Caenorhabditis elegans as a model for innate immunity to pathogens

Cell Microbiol. 2005 Jun;7(6):741-51. doi: 10.1111/j.1462-5822.2005.00523.x.


The amenability of the nematode Caenorhabditis elegans for genetic analysis and other experimentation provides a powerful tool for studying host-pathogen interactions. Our current understanding of how C. elegans responds to pathogen challenges is in its infancy, but the discovery that the worm has inducible defence responses, which to some extent parallel those of other organisms, demonstrates the potential of this model organism for the study of innate immunity. Most progress in dissecting the C. elegans antimicrobial response has focused around signal transduction pathways and the expression of genes activated by the worm in response to microbial infections.

Publication types

  • Review

MeSH terms
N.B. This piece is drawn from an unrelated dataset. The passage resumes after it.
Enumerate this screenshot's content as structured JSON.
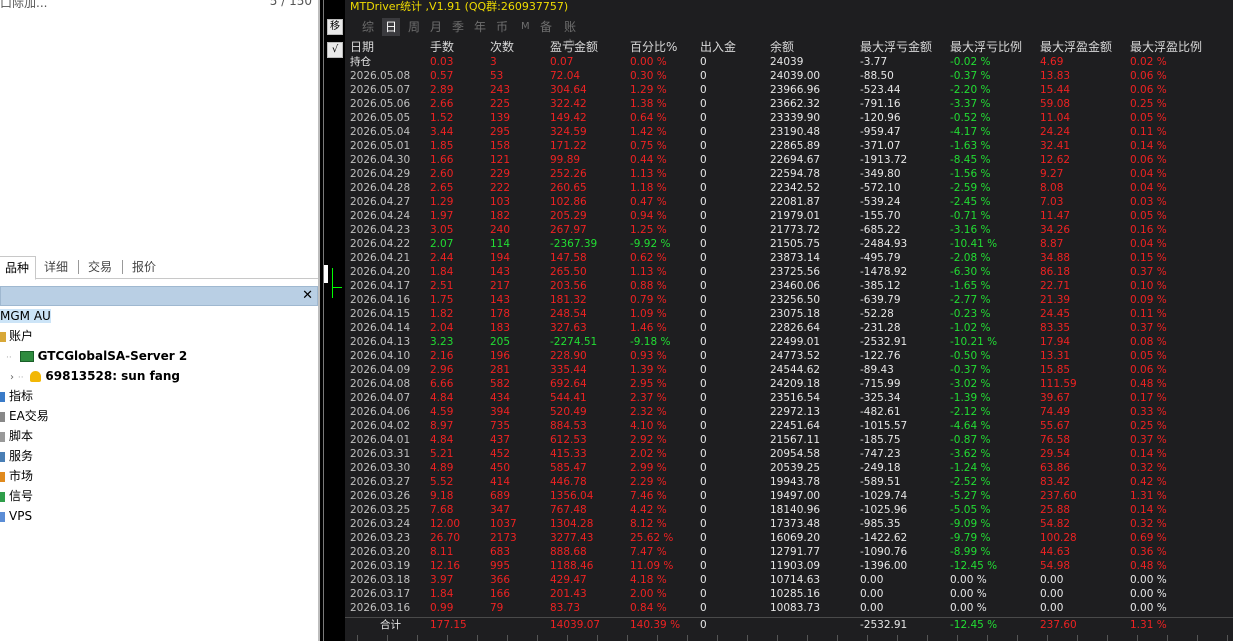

  • Animals
  • Bacteria / pathogenicity
  • Caenorhabditis elegans / immunology*
  • Caenorhabditis elegans / microbiology*
  • Fungi / pathogenicity
  • Immunity, Innate / immunology*
  • RNA Interference / immunology
  • Signal Transduction / immunology
  • Viruses / pathogenicity